Meanwhile, the foundation for our understanding of the chemical basis of inheritance was also slowly being laid. An important milestone was the discovery of DNA by Johann Friedrich Miescher in 1869. Using such unlikely sources as salmon sperm and human pus from surgical bandages, Miescher isolated and described what he called “nuclein”. But, like Mendel, he was ahead of his time and about 75 years were to pass before the role of his nuclein as the genetic information of the cell came to be fully appreciated.
As early as 1914, DNA was implicated as an important component of chromosomes by Robert Feulgen&’s staining technique, a method that is still in use today. But little consideration was given to the possibility that DNA could be the bearer of genetic information. In fact, that was considered quite unlikely in the light of the apparently uninteresting structure of the monomer constituents of DNA (called nucleotides) that were known by 1930. Until the middle of the 20th, it was widely held that genes were made up of proteins, since these were the only nuclear components that seemed to account for the obvious diversity of genes.
A landmark experiment that clearly pointed to DNA as the genetic material was reported in 1944 by Oswald Avery, Colin MacLeod and Maclyn McCarty. Their work focused on the phenomenon of genetic transformation in bacteria and their evidence was compelling, but the scientific community remained largely unconvinced of the conclusion.
Just eight years later, however, a considerably more favourable reception was accorded the report of Alfred Hershey and Martha Chase that DNA, and not protein, entered a bacterial cell when it was infected by a bacterial virus.
Meanwhile, George Beadle and Edward Tatum, working in the 1940s with the bread mold Neurospora crassa, formulated the “one gene-one enzyme”’ concept, asserting that the function of a gene was to control the production of a single, specific protein. Shortly thereafter, in 1953, James Watson and Francis Crick proposed their now-famous double helix model for DNA structure, with features that immediately suggested how replication and genetic mutations could occur. Thereafter, the features of DNA function fell rapidly into place, establishing that DNA specifies the order of monomers (amino acids) and hence the properties of proteins and that several different kinds of RNA (ribonucleic acid) molecules serve as intermediates in protein synthesis.
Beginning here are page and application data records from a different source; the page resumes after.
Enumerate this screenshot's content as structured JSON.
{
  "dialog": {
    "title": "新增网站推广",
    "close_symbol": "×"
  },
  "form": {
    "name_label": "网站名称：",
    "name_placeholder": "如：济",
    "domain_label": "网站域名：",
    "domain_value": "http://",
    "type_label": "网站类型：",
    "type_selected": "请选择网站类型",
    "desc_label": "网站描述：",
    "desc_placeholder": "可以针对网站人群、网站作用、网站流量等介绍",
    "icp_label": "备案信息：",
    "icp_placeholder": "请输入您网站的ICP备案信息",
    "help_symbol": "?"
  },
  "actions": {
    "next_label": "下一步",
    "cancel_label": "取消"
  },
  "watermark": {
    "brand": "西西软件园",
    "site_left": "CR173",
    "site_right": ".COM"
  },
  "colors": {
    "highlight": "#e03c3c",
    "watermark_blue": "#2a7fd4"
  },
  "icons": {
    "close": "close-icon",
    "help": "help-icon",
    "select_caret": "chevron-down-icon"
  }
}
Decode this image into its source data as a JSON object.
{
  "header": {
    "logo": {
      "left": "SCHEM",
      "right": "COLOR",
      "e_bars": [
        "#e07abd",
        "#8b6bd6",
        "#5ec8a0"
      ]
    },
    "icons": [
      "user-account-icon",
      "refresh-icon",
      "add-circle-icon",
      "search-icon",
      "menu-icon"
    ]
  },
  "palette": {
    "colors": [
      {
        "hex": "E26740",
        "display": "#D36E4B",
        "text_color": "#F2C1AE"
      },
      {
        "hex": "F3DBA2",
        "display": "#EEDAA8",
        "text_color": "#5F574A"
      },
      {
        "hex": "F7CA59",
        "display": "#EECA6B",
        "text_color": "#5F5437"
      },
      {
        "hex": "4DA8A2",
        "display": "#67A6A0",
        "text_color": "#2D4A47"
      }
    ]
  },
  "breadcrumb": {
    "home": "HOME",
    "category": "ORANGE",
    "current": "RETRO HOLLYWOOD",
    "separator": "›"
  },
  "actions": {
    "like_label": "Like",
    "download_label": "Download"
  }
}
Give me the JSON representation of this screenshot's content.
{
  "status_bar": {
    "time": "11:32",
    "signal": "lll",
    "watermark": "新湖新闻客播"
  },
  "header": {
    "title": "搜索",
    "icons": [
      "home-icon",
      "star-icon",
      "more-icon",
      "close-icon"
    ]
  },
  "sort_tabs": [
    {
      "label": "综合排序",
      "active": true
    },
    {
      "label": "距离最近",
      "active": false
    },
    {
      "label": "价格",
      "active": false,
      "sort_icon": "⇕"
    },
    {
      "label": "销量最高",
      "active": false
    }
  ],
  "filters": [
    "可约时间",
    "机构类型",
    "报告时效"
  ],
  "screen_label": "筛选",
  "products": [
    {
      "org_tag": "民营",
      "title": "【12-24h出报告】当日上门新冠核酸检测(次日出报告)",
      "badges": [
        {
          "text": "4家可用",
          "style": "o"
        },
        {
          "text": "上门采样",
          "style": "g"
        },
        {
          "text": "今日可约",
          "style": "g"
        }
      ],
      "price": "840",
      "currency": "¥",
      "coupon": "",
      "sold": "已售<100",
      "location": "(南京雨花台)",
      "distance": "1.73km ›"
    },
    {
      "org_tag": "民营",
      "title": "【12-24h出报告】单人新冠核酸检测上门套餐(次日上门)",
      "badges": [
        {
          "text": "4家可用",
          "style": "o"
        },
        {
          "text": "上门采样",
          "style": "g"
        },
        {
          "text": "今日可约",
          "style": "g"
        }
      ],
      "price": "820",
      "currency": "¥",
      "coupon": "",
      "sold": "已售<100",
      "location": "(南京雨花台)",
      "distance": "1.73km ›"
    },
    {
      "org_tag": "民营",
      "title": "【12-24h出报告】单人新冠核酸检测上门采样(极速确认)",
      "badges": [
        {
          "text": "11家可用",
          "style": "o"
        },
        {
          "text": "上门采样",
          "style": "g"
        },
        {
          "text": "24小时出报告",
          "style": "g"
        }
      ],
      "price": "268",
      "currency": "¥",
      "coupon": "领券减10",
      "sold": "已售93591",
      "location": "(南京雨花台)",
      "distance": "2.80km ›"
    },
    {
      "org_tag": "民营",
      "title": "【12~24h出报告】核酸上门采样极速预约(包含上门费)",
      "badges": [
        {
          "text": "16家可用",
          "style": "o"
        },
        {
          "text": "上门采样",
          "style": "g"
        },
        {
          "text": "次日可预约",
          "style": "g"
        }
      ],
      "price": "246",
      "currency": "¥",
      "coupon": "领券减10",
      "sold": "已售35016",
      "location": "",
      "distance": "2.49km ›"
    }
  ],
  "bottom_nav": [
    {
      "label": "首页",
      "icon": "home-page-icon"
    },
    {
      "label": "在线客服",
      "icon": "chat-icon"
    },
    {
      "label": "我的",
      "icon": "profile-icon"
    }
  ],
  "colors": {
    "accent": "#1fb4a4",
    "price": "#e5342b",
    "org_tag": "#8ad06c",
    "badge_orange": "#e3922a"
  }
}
The challenge of analysing the vast amount of data generated by DNA sequencing has led to a new discipline called bioinformatics, which merges computer science and biology as a means of making sense of sequence data. In the case of the human genome, this approach has led to the recognition that there are at least 35,000 protein-coding genes in the human genome, about half of which were not known to exist prior to genome sequencing. With the DNA sequences for these genes now known, scientists are beginning to look beyond the genome to study the proteome, which encompasses the structure and properties of every protein produced by a genome.